John Schofield Biography
One of the “big three” of late 20th and early 21st century jazz guitarists (along with Pat Metheny andBill Frisell), John Scofield’s influence grew in the ’90s and continued into the 21st century. Possessor of a very distinctive rock-oriented sound that is often a bit distorted, Scofield is a masterful jazz improviser whose music generally falls somewhere between post-bop, fusion, and soul-jazz. He started on guitar while at high school in Connecticut, and from 1970-1973 Scofield studied at Berklee and played in the Boston area. After recording with Gerry Mulligan and Chet Baker at Carnegie Hall,Scofield was a member of the Billy Cobham-George Duke band for two years. In 1977 he recorded with Charles Mingus, and later joined the Gary Burton quartet and Dave Liebman’s quintet. His own early sessions as a leader were funk-oriented. Between 1982 and 1985 Scofield toured the world and recorded with Miles Davis. Since that time he has led his own groups, played with Bass Desires, and recorded frequently as a leader for Verve, Emarcy, Gramavision, and Blue Note, using such major players as Charlie Haden, Jack DeJohnette, Joe Lovano, Eddie Harris, and a host of others.
Scofield started a long-term relationship with the Verve label in 1996 with his acoustic album Quiet. He cut the funky A Go Go with Medeski, Martin & Wood in 1997, while 2000’sBump featured members of Sex Mob, Soul Coughing, andDeep Banana Blackout. Released in 2001, Works for Mefeatured a more traditional jazz sound, but for 2002’sUberjam and 2003’s Up All Night, he was back to playing fusion. Drummer Bill Stewart and bassist Steve Swallowrounded out the John Scofield Trio for 2004’s cerebral and complex live album EnRoute. In 2005, Scofield paid tribute to legendary soulman Ray Charles with That’s What I Say. He featured a number of guest vocalist/musicians, including Dr. John, Warren Haynes, and Mavis Staples.

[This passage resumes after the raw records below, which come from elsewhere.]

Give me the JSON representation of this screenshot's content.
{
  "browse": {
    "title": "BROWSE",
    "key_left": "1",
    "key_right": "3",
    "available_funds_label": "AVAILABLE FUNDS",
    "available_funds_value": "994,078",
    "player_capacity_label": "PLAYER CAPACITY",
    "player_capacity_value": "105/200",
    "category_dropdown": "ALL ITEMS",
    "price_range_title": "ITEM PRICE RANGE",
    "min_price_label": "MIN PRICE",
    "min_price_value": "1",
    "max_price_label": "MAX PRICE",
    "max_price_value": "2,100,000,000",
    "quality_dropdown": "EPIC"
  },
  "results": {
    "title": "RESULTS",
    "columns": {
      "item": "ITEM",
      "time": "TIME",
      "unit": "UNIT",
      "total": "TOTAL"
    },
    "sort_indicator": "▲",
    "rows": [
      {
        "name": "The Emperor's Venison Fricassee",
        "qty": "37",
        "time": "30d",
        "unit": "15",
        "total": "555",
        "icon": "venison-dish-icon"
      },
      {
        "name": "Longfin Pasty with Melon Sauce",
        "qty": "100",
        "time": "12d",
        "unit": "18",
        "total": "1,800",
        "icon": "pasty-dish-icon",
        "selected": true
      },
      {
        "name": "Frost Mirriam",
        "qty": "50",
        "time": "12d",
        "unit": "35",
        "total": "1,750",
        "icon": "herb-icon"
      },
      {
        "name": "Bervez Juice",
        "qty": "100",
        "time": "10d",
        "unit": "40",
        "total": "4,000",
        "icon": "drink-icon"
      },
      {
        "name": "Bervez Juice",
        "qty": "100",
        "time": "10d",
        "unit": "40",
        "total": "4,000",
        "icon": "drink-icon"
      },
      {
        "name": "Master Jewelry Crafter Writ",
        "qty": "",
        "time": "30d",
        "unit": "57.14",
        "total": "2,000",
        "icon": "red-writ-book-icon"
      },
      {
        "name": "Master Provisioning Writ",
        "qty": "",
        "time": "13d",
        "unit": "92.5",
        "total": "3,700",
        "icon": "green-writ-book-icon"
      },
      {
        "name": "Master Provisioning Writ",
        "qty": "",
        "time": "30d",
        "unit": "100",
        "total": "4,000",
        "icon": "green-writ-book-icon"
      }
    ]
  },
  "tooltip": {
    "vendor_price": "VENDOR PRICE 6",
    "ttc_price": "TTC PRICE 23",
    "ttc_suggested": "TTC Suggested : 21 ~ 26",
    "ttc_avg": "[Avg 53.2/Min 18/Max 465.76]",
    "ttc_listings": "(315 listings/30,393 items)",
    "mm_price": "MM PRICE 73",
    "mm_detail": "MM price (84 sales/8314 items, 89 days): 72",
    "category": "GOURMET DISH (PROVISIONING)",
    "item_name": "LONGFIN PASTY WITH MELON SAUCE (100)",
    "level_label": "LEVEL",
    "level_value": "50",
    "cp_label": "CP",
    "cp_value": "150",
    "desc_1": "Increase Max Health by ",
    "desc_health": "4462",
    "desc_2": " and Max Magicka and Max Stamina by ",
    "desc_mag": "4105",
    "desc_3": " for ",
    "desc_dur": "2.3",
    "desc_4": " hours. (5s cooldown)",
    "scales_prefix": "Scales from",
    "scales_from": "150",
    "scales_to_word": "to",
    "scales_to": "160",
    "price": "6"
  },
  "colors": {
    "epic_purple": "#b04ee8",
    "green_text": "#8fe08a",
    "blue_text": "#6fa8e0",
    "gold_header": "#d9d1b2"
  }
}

In 2007, Scofield released his debut for Emarcy, This Meets That. Once again, the set was theme-related and featured the guitarist in the company of a large horn section — winds as well as brass and reeds — playing original compositions as well as those from the rock and pop vernacular. Two of the more radical offerings on the album were the completely rearranged jazz-rock versions of Charlie Rich’s “Behind Closed Doors” and the Rolling Stones’ “(I Can’t Get No) Satisfaction.” Scofield took another left turn on 2009’s Piety Street. He hired Jon Cleary on keys, ex-Meters bassistGeorge Porter, and drummer Ricky Fataar to play on a set of spirituals and gospel tunes, all done in a grooved-out soul-jazz manner. In 2010, he was the featured soloist on the Metropole Orkest’s Emarcy date 54. Scofield returned to a theme-based format for his next date for the label, A Moment’s Peace, a collection of ballads that ran the gamut from Gershwin tothe Beatles, and included some original compositions. The set, which was released in September of 2011, featured the guitarist in the company of drummer Brian Blade, organist Larry Goldings, and bassist Scott Colley. Also in 2011, MSMW Live: In Case the World Changes Its Mind was released by Indirecto Records. The double-length set is culled from the Medeski, Scofield, Martin & Wood 2006 world tour; its contents reflect material off Scofield’s A Go Go and the MSMW studio offering Out Louder. Over a decade after Uberjam, the guitarist rounded up some of his collaborators from that disc — Avi Bortnick (guitar and samples), Adam Deitch (drums) and guest John Medeski — along withAndy Hess (bass), and Louis Cato (drums), to issue Uberjam Deux in July of 2013.
John Scofield. (2015). The allmusic.com website. Retrieved 05:25, Jun 27, 2015, from